Modification of a Child Support Order in Illinois
If you make child support payments or receive them for your child, you undoubtedly recognize the importance of your obligation. Regardless of what happened between you and the other parent, your child is entitled to support from both parents. When a child support order is entered by the court, it is imperative for the supporting parent to comply with the order. It is equally important for the recipient parent to use the payments to support the child.
Over time, however, many families will come to a point where the terms of the support order no longer match the circumstances of their situation. In such cases, either parent may petition the court to have the order modified so that the child’s current needs can be addressed.
Sometimes, a child support order may become obsolete or unmanageable almost instantaneously. This could happen for a number of reasons, some of which may be welcome changes, but many of which are not. For example, if your child is diagnosed with a serious, chronic medical condition that will incur tens or hundreds of thousands of dollars in equipment and treatment, the child’s needs will obviously change. Similarly—though less drastic—if you, the supporting parent, are suddenly laid off or injured and unable to work, your ability to make payments may be directly impacted.
When requesting a modification of a child support order, the filing party must show that a substantial change in circumstances has occurred since the existing order was entered. If the court determines the change to be substantial enough to warrant a modification, it will recalculate a new support obligation based upon the current situation.
The 20 Percent Rule
In other cases, the life changes take place much more gradually, manifesting themselves over the course of several years. It is reasonable, for example, for a supporting parent to receive incremental raises each year without necessarily being promoted. A cost-of-living increase may not be enough to be a significant change in circumstances, but over time, the cumulative effect may be substantial. With that in mind, Illinois law offers an additional basis for a child support order modification. If using the calculation formula provided in the law based on the current circumstances would result in a difference of at least 20 percent—and not less than $10 per month—from the existing order, the court may grant a modification. However, if the 20 percent difference is due to a court-approved mitigating factor or deviation which is still valid, the court will deny the modification request.
When a modification is approved, it is entered as a court order and becomes fully enforceable under the law. Failure to comply with a modified support order can result in serious consequences to the offending party.

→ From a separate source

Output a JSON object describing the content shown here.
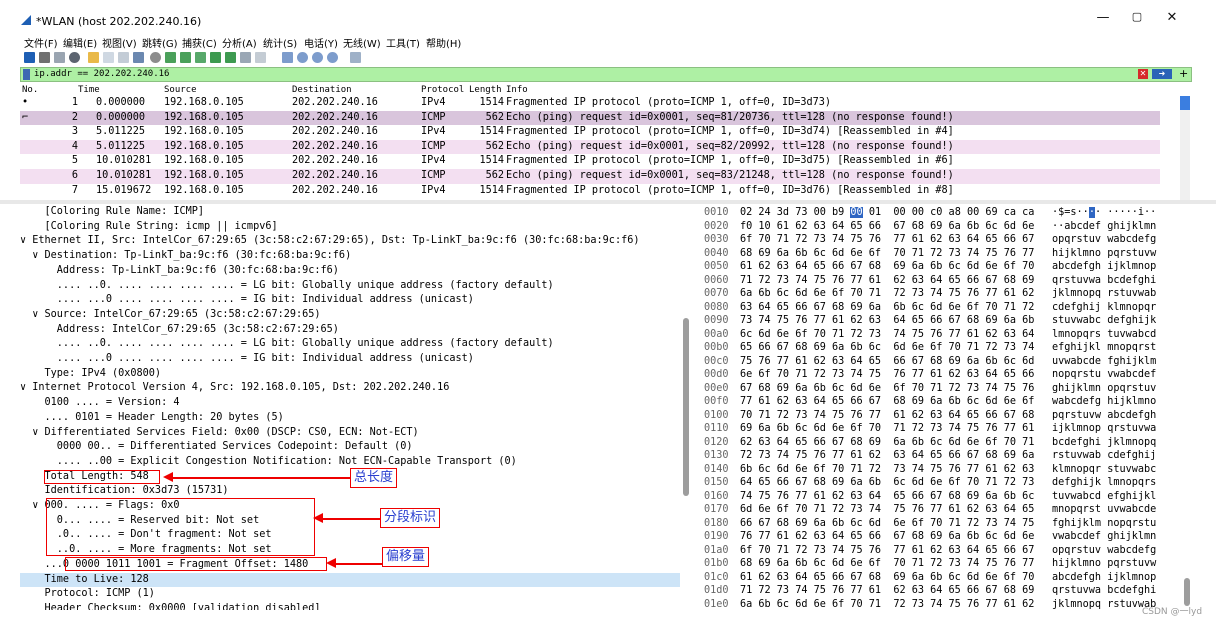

If you are currently subject to a child support order that you believe may be out of date, an experienced DuPage County child support attorney can help you pursue a modification. Call MKFM Law at 630-665-7300 for a confidential consultation today.